Stay focused! Focus is the name of the game on this morning of mid term elections. It’s hard to think that the only game in town is the election that will happen today… but it’s not. To be clear, elections are extremely important and everyone should get out and vote. But what will the results of, what is being billed in the media and by politicians as, the most important election of a generation (it’s true, I can’t make this stuff up) have on the markets? Probably nothing… long term that is. A big part of daily stock market movement is certainly driven by investor sentiment. Sentiment is a complicated factor because it is really hard to quantify, and for a quant like me it can be rather frustrating. But on a high level we know that when investors are feeling good markets tend to move in a more positive direction and vice versa.
I would like to add one small addition to the good / bad mood scenario: anxious. According to Mirriam-Webster, the definition of anxious is: “characterized by extreme uneasiness of mind or brooding fear about some contingency.” So when investors are anxious, markets are volatile. In many of my daily notes I write that markets don’t like surprises and unknowns. It seems that everyone is uneasy about politics these days, no matter who you vote for or what party, if any, you subscribe to. Many politicians are using fear to influence voters and the media is amplifying the fear by covering them in a dramatic way. All of this anxiety, even felt by professional investors, has definitely injected a significant amount of volatility into markets. Once the results are out, more anxiety and volatility. Again, the big question is what does this mean to my portfolio? Let’s take a step back and remember how we got here, in the markets that is. Job growth, favorable taxes, strong corporate earnings, and a strong economy.

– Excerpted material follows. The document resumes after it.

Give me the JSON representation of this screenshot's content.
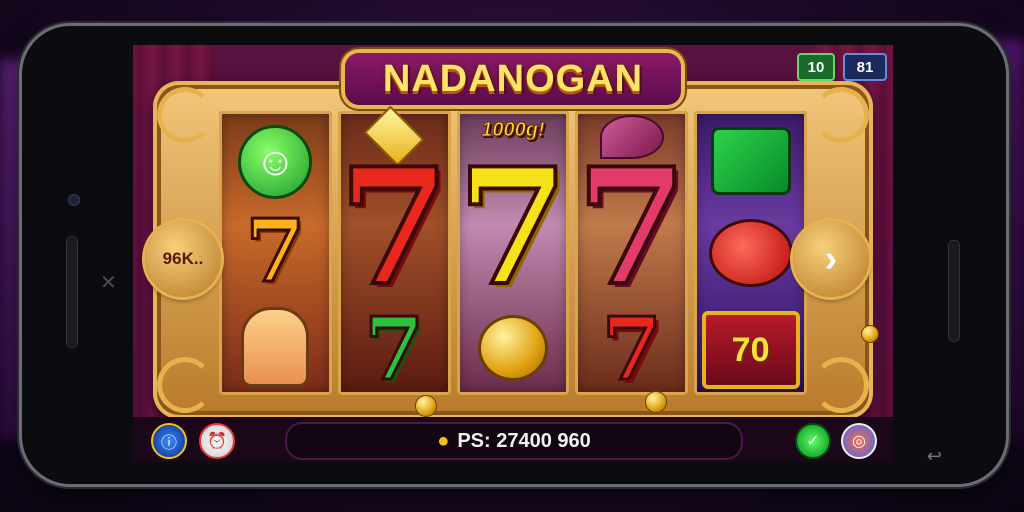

Our economy has been expanding since July of 2009 and has even sped up in the past 18 months. S&P earnings have grown over 20% year over year over the last few quarters. Unemployment is at almost historical lows. Do I need to go on? Those are the things, along with investment objectives, that we as investors need to focus on when making investment decisions. Of course we need to pay attention to legislation and Washington DC, but only if it has long term impacts on the US Economy, Industry, or individual companies. Now, not all anxiety is to be put aside.
Anxiety over interest rates, tariff’s impacts on companies, corporate health/earnings, and interest rates is very real and they do impact the performance of markets. Yesterday, markets were focused on the important things. Markets traded mixed but generally up in response to positive trade overtures from China, stock buyback announcements, and strong earnings. The NASDAQ was held back by Apple, which continued to experience selling as a result of their bad earnings guidance. Rational! By 10 PM eastern tonight we will know the results of today’s election and those results, whatever they may be, will surely cause volatility brought on by, of course, the unknown of what new faces in Congress will mean. Hopefully it will be short-lived and investors will be able to start to focus on the important things again.
Speaking of the important things, we have a number of earnings releases pre-market and throughout the day. Amongst them are a number of companies in the Healthcare sector, which has been a strong performer this year so far. The Bureau of Labor Statistics will release its Lob Opening and Labor Turnover (JOLTS) report, which details job openings across industries. Last month the BLS reported that there were 7.136 million openings, which is a high water mark, and this month they are expected to report 7.085 million openings. Both represent a strong and tightening labor market, which is important. Also today, the Treasury will auction off $27 billion in ten year notes, which is also important as the amount of outstanding government debt has been growing at an increasing pace. Finally, tomorrow the FOMC will start a two day meeting to discuss and vote on interest rate policy. They are largely expected to keep short term rates unchanged, which is important. Longer term interest rates, determined by the market, are around 3.19% up about 5 basis points from a week ago, which is important as well. In these anxiety filled times, you should work closely with your advisor and stay focused on your long term financial goals and make sure that your portfolios are diversified and match your specific risk tolerance. That is most important!